Source data Block Start

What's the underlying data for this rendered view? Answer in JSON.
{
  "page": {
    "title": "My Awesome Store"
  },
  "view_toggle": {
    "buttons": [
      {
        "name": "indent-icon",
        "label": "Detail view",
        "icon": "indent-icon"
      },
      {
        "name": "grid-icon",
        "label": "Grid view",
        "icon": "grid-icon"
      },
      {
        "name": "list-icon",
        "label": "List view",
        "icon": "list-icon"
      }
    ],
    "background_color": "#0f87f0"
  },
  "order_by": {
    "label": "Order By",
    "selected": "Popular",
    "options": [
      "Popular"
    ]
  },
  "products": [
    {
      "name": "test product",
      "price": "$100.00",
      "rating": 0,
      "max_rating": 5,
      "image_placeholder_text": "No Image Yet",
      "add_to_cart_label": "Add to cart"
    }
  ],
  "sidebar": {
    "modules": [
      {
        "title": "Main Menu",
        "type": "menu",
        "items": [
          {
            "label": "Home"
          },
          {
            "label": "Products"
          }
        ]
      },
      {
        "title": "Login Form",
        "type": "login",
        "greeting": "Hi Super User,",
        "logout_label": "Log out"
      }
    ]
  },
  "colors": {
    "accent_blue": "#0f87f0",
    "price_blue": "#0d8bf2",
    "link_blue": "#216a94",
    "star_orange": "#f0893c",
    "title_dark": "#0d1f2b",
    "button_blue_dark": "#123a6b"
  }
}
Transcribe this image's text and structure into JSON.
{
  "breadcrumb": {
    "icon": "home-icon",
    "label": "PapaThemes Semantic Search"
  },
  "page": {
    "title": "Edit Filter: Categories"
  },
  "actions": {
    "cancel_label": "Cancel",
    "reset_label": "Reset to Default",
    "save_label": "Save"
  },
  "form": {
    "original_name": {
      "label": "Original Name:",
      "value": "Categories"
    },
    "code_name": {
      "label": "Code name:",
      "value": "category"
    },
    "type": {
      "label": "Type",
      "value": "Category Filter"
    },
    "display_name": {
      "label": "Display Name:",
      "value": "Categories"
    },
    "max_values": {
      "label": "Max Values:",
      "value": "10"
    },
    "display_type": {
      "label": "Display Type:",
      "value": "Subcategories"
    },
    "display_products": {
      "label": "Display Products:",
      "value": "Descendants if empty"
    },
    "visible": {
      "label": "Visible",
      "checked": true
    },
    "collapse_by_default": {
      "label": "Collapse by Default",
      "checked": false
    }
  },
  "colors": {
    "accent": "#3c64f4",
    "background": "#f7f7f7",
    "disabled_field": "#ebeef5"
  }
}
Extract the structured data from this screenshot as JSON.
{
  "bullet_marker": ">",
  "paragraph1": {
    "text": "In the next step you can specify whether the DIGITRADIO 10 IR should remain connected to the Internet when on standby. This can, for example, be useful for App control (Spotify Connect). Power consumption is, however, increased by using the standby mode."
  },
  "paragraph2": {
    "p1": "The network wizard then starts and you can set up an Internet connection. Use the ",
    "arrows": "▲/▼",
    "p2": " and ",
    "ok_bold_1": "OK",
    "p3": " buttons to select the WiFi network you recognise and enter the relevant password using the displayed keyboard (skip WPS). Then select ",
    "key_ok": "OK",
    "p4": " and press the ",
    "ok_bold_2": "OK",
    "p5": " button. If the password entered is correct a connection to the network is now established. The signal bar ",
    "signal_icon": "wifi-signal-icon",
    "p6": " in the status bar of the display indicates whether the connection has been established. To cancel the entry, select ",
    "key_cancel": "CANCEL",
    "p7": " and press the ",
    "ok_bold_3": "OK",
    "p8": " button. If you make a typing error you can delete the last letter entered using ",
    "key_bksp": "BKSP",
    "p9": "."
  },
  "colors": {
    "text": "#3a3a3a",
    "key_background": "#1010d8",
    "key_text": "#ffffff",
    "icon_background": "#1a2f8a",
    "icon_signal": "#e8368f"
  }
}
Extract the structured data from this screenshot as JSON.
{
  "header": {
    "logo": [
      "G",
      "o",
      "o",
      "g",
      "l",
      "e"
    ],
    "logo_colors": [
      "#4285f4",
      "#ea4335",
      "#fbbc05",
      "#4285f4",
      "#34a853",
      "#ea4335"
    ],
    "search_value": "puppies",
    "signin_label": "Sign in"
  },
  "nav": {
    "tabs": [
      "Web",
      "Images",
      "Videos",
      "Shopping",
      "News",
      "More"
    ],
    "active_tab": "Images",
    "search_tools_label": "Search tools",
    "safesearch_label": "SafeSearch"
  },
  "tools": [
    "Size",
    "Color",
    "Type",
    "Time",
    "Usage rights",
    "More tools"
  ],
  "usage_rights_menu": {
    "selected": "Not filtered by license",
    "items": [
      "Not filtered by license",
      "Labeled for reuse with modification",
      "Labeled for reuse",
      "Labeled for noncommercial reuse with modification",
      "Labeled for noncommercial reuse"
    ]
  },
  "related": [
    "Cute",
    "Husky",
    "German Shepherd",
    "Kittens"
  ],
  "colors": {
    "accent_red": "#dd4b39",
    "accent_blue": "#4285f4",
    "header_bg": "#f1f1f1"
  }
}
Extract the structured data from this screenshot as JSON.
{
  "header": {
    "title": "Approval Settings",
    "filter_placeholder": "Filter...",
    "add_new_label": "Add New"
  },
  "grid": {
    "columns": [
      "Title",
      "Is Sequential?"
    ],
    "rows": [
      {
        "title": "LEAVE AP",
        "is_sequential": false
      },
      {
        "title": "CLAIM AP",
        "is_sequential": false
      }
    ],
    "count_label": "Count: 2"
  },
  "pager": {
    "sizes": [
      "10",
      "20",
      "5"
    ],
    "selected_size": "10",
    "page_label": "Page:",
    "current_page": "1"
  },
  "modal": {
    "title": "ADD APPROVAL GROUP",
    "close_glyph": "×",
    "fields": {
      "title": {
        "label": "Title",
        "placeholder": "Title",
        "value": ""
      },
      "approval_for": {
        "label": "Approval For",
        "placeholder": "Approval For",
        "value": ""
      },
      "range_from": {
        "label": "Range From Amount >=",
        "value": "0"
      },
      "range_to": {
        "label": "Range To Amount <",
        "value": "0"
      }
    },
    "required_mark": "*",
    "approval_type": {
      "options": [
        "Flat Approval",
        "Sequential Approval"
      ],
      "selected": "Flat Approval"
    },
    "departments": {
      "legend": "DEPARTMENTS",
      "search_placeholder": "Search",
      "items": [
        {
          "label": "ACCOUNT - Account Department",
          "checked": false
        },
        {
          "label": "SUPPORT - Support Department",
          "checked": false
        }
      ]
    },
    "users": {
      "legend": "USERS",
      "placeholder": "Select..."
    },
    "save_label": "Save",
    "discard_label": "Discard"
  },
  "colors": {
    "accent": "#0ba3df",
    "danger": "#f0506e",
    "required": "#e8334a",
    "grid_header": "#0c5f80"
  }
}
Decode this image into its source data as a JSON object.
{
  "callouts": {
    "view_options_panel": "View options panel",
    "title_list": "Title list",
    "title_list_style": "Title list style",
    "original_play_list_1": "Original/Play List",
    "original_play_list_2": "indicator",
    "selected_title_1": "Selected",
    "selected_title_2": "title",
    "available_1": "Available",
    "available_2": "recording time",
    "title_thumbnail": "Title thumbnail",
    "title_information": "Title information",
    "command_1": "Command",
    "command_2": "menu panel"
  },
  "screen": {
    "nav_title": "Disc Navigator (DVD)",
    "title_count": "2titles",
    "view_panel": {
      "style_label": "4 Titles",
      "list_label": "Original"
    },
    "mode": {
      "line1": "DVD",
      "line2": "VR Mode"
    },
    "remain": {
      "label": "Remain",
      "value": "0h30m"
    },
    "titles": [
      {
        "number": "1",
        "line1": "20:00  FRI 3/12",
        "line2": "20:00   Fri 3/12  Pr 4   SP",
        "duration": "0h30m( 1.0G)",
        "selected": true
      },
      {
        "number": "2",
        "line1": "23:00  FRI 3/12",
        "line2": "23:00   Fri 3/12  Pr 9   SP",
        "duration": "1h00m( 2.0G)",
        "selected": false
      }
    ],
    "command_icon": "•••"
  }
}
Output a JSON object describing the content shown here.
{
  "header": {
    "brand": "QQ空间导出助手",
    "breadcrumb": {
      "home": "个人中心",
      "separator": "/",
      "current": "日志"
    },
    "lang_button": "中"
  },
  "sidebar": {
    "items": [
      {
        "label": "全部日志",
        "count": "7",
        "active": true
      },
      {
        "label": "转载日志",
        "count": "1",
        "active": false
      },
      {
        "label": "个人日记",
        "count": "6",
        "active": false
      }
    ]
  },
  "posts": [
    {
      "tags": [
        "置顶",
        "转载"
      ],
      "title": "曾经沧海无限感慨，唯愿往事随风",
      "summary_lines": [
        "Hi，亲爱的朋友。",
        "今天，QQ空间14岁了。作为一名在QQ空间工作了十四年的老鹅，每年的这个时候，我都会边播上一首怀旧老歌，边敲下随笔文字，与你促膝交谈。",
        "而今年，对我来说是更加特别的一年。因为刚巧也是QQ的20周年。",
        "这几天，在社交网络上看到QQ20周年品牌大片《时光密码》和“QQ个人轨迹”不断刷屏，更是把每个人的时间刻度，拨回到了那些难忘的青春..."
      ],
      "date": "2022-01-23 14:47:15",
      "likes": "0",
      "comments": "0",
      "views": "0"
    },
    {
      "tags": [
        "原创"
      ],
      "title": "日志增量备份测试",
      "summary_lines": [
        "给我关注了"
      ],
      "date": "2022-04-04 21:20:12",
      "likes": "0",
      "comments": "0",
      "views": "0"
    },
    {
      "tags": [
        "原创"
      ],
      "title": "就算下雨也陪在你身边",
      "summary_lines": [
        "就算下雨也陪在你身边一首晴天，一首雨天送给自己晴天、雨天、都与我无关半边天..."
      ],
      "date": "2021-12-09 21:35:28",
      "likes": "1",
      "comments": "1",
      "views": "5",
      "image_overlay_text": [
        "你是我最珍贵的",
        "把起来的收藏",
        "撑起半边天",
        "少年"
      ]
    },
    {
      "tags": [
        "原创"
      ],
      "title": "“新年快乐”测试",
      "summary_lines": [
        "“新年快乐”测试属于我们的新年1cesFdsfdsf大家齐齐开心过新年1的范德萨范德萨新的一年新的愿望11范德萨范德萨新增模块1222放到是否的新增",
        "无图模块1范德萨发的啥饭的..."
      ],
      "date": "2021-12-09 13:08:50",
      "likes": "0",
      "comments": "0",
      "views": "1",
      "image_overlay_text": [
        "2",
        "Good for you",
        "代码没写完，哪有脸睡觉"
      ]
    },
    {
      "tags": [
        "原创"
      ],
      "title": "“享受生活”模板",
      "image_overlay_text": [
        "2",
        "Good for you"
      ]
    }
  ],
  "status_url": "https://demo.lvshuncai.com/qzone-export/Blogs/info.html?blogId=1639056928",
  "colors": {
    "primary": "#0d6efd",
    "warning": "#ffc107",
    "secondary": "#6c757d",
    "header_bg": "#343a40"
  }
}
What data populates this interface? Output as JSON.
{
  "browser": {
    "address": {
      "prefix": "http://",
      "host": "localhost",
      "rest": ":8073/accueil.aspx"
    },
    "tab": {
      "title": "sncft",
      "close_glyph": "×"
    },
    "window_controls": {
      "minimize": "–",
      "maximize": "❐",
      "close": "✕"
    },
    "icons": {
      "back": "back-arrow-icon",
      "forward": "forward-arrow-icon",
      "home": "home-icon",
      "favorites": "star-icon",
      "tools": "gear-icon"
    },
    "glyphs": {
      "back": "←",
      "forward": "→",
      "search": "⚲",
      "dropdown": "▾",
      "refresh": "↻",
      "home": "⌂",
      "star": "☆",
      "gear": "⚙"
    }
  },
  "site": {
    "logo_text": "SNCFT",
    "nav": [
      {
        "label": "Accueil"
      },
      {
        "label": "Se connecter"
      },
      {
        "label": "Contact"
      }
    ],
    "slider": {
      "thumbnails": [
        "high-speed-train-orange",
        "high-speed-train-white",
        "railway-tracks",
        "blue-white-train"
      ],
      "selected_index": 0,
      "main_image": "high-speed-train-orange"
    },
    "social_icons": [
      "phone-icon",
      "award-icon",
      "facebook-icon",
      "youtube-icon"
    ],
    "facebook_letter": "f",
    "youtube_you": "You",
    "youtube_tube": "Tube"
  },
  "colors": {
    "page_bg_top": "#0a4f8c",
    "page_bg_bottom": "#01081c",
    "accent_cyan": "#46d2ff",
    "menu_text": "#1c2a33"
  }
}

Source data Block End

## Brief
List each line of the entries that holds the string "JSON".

## Written solution
What's the underlying data for this rendered view? Answer in JSON.
Transcribe this image's text and structure into JSON.
Extract the structured data from this screenshot as JSON.
Extract the structured data from this screenshot as JSON.
Extract the structured data from this screenshot as JSON.
Decode this image into its source data as a JSON object.
Output a JSON object describing the content shown here.
What data populates this interface? Output as JSON.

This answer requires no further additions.